§ **EXERCISE BRIEF**:
A line counts if it contains the word "data" at least once. State how many such lines the records contain, giving the number alone.
======== INFORMATION PROVIDED ========
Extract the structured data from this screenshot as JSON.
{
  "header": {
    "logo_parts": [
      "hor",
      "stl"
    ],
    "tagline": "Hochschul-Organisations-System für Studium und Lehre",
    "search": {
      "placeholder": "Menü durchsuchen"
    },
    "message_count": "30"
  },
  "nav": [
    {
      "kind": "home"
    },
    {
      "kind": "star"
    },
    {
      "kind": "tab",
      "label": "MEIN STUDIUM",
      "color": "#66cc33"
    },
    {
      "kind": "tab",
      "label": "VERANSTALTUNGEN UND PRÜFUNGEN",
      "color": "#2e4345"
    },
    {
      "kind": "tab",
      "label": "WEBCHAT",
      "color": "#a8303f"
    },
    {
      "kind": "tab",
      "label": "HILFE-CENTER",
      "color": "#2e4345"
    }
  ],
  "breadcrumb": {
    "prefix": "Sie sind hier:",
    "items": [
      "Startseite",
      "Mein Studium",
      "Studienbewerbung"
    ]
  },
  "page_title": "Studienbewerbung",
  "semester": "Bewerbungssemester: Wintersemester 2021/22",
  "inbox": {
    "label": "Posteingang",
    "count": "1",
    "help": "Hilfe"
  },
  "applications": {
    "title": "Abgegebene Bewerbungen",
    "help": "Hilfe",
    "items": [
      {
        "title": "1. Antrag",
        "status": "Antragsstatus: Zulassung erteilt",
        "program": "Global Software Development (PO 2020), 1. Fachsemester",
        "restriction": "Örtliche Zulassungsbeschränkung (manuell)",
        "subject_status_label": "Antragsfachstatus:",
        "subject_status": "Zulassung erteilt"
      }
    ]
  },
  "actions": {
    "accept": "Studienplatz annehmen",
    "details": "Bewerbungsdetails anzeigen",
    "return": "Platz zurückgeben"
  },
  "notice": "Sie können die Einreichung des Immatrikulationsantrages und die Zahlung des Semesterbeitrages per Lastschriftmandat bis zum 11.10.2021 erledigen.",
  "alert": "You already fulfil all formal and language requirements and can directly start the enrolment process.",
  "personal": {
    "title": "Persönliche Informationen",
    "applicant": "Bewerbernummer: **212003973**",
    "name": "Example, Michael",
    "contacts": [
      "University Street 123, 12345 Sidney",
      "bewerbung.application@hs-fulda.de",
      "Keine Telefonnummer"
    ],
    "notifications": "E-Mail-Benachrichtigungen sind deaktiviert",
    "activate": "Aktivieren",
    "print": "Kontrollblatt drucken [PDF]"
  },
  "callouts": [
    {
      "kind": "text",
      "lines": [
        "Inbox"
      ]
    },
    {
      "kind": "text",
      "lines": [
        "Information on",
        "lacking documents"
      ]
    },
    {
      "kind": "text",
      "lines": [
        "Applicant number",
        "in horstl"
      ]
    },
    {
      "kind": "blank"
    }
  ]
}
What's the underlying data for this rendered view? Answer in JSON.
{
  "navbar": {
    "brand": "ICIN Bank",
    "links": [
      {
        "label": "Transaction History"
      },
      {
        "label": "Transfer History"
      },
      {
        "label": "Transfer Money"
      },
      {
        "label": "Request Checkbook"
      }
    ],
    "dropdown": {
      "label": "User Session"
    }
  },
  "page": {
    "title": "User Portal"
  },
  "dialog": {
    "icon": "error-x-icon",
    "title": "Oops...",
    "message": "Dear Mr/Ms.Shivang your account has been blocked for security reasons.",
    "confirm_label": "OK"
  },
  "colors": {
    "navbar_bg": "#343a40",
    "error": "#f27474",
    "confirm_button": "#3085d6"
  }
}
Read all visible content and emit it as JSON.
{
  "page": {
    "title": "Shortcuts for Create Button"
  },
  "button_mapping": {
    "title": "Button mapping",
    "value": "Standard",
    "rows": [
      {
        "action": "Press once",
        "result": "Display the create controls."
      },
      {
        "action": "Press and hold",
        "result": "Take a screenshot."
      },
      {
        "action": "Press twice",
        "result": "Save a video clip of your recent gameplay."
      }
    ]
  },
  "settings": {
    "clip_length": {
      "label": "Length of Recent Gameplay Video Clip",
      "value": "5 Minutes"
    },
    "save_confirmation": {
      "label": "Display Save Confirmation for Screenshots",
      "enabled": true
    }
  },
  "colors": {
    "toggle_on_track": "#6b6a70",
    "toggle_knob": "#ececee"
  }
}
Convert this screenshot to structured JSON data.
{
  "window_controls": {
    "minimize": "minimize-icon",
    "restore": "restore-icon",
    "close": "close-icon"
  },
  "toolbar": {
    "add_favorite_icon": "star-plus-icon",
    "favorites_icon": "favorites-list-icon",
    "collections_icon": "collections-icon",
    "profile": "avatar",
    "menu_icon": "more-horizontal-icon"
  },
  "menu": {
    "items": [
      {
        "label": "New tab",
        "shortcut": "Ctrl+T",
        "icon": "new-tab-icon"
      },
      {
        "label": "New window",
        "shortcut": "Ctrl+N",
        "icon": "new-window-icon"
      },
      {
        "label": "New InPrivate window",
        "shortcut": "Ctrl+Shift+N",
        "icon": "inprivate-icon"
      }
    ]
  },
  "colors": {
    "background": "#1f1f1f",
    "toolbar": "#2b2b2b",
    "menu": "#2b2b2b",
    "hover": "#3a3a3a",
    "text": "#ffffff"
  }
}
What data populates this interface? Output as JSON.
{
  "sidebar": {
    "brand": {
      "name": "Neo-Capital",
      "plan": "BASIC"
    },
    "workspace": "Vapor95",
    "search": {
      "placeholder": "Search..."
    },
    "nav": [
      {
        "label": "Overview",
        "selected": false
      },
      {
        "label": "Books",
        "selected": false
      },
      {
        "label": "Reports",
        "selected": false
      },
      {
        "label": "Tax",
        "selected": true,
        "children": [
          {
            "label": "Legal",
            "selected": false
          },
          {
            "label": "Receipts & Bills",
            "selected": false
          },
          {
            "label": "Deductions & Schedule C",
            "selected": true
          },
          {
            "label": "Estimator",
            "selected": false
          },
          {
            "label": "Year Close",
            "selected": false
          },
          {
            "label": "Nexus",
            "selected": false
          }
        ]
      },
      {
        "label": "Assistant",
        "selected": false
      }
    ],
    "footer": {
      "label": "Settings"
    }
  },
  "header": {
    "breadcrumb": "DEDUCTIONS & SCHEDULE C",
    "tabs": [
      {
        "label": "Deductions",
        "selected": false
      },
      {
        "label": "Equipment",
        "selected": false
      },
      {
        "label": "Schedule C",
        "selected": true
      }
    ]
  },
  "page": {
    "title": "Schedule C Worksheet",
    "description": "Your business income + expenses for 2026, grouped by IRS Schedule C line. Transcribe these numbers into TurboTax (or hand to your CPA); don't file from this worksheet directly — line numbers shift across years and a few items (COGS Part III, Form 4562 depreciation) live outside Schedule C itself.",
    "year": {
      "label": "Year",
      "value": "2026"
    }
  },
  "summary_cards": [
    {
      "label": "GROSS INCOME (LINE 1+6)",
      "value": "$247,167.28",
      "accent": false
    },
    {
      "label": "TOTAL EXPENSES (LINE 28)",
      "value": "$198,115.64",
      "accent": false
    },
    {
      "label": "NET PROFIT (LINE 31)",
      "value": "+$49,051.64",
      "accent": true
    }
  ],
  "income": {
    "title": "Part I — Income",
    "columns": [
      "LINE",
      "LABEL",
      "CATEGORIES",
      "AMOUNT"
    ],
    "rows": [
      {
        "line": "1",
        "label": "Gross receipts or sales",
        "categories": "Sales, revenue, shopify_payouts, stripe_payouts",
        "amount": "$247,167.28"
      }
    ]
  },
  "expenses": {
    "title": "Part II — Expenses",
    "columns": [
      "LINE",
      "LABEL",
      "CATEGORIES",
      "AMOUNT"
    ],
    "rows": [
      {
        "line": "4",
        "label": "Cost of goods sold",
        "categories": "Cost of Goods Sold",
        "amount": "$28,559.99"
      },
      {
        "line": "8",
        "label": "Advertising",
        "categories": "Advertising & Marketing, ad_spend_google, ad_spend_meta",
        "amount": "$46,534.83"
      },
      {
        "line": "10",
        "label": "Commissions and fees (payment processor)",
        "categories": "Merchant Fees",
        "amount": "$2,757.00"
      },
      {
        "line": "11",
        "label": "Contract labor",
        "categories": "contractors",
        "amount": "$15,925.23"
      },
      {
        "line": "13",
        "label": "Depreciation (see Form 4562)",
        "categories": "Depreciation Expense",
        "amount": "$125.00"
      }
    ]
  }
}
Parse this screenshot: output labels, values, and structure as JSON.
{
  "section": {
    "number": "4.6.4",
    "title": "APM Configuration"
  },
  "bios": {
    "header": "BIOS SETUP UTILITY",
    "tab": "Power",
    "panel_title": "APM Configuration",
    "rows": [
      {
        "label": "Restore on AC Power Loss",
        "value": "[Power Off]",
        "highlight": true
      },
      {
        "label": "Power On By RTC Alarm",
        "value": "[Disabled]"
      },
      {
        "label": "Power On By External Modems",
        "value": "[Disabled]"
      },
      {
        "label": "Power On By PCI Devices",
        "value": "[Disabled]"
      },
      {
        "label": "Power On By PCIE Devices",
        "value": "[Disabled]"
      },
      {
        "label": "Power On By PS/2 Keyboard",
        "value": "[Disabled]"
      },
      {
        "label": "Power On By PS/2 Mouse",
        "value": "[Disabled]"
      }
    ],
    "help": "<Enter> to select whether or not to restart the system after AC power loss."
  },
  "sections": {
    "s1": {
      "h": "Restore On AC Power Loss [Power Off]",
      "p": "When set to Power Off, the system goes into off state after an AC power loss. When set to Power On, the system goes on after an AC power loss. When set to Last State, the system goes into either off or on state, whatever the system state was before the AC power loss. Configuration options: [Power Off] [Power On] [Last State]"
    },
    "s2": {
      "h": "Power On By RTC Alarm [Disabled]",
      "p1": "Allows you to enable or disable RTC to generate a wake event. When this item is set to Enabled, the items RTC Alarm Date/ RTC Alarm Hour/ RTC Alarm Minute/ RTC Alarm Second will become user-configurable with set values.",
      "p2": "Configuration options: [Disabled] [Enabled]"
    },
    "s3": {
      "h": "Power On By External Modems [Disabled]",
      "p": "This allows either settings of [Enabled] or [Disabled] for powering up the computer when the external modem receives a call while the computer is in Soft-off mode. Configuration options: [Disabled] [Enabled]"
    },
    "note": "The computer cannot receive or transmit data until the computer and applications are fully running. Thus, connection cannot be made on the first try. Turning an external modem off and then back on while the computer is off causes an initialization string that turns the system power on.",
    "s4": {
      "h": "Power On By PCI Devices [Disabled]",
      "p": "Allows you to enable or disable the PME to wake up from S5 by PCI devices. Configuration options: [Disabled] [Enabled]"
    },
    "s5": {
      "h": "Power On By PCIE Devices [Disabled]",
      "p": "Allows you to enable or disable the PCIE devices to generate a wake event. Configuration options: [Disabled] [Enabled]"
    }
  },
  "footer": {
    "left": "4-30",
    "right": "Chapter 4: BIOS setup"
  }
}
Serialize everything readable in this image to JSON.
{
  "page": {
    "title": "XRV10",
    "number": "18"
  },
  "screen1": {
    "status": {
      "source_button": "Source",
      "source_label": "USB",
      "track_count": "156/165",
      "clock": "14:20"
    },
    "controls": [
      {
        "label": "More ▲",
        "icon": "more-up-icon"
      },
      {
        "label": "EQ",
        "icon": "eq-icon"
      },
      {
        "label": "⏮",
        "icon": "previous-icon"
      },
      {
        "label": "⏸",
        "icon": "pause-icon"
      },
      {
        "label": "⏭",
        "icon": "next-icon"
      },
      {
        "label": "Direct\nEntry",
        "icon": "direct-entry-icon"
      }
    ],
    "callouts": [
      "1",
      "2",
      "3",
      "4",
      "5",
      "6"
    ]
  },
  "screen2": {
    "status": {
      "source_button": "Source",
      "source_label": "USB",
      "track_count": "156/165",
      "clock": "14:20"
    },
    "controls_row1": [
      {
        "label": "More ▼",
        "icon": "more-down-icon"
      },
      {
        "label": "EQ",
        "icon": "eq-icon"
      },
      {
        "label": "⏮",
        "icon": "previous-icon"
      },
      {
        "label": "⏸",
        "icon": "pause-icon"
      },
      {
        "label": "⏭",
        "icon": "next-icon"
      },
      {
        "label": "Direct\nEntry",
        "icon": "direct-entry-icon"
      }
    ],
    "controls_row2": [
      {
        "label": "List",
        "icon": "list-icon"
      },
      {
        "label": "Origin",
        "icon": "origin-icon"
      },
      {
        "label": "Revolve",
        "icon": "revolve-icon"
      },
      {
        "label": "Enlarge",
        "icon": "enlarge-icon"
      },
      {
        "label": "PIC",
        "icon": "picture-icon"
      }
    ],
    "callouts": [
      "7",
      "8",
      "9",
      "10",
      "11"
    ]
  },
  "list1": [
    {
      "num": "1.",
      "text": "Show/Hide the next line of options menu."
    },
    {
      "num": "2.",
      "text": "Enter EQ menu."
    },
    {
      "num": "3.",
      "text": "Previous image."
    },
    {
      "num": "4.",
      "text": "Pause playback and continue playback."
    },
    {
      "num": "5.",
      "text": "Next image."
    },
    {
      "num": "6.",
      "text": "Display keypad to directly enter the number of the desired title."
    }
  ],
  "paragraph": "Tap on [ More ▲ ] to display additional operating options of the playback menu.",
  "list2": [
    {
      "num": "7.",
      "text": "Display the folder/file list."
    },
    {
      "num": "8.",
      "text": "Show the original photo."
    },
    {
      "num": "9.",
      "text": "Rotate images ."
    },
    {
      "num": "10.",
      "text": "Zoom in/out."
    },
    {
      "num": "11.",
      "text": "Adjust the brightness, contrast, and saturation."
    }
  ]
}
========
§ **ANSWER FOR THIS EXERCISE**:
5